_Instructions to follow_
In the entries below, count the lines that include the word "special" and reply with the number alone.

_Study material_
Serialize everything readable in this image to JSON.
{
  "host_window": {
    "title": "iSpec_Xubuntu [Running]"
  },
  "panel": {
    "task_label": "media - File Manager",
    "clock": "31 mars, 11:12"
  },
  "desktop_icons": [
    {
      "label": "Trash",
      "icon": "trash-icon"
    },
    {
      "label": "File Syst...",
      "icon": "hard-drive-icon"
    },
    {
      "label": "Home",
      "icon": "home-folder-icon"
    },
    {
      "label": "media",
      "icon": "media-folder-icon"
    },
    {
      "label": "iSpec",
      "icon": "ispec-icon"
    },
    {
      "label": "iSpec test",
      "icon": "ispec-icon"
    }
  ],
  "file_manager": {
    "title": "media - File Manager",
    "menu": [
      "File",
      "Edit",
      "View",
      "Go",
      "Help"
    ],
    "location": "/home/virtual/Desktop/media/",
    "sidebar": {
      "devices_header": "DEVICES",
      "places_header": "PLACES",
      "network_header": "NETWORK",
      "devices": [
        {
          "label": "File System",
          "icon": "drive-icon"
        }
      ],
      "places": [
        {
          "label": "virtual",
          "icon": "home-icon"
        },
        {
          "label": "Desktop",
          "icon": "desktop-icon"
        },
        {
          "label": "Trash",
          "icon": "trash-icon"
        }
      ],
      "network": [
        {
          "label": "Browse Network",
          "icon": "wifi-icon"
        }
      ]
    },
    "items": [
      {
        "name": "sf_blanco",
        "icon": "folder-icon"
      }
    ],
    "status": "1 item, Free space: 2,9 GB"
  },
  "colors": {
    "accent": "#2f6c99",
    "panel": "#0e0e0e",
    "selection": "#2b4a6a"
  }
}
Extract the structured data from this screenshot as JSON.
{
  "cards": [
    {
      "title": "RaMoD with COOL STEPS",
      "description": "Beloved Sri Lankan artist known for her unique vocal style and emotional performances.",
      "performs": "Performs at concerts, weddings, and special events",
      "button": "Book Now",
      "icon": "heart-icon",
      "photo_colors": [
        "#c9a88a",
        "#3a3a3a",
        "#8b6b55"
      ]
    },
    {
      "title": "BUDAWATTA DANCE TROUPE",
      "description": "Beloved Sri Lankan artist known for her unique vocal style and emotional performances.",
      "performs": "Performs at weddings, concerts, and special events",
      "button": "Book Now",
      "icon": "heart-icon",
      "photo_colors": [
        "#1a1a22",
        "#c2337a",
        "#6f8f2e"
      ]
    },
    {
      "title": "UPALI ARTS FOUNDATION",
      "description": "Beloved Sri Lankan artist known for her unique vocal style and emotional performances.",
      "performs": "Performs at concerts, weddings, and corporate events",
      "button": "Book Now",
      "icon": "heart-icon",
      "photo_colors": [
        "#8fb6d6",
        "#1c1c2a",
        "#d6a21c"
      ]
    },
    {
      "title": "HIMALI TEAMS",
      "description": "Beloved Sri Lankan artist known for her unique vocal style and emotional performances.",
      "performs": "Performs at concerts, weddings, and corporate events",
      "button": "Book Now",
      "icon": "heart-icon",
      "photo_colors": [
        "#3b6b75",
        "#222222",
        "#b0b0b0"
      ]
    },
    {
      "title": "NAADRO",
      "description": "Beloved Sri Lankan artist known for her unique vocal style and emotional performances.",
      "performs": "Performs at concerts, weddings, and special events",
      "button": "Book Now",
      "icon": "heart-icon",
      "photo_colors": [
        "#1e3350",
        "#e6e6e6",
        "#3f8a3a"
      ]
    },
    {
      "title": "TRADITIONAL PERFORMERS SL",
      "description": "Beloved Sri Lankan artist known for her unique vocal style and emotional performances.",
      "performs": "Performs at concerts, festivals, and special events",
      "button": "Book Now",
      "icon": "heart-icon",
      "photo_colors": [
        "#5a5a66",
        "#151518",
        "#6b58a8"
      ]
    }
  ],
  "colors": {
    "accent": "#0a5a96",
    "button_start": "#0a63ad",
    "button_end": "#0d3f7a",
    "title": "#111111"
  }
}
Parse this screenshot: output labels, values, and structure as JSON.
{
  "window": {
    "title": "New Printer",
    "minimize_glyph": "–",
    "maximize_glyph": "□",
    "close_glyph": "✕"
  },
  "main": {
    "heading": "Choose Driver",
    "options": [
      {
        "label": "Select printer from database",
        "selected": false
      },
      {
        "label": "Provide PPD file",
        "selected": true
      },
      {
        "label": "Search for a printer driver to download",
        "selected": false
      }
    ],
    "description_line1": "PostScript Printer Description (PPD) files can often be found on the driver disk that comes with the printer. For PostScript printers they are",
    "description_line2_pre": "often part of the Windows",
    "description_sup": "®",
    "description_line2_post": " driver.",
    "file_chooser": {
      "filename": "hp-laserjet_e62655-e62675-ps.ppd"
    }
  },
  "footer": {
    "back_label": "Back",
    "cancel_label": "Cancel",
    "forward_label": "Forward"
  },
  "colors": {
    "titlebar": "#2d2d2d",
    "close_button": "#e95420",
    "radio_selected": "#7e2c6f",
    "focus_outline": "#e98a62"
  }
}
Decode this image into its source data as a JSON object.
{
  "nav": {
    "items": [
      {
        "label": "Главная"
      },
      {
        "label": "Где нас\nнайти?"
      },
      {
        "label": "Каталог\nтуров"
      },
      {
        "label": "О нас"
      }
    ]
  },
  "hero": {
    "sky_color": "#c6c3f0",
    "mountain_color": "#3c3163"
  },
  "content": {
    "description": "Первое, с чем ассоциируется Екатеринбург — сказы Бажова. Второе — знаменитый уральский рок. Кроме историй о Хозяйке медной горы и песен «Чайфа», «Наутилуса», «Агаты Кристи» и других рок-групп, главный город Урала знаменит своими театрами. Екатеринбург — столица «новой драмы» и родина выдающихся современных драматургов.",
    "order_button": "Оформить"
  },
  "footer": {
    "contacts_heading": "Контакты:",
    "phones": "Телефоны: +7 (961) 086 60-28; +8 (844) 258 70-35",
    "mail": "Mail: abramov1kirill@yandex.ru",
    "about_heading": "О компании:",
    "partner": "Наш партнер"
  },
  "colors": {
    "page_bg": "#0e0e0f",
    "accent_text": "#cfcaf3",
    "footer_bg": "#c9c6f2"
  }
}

_Answer to this exercise_
4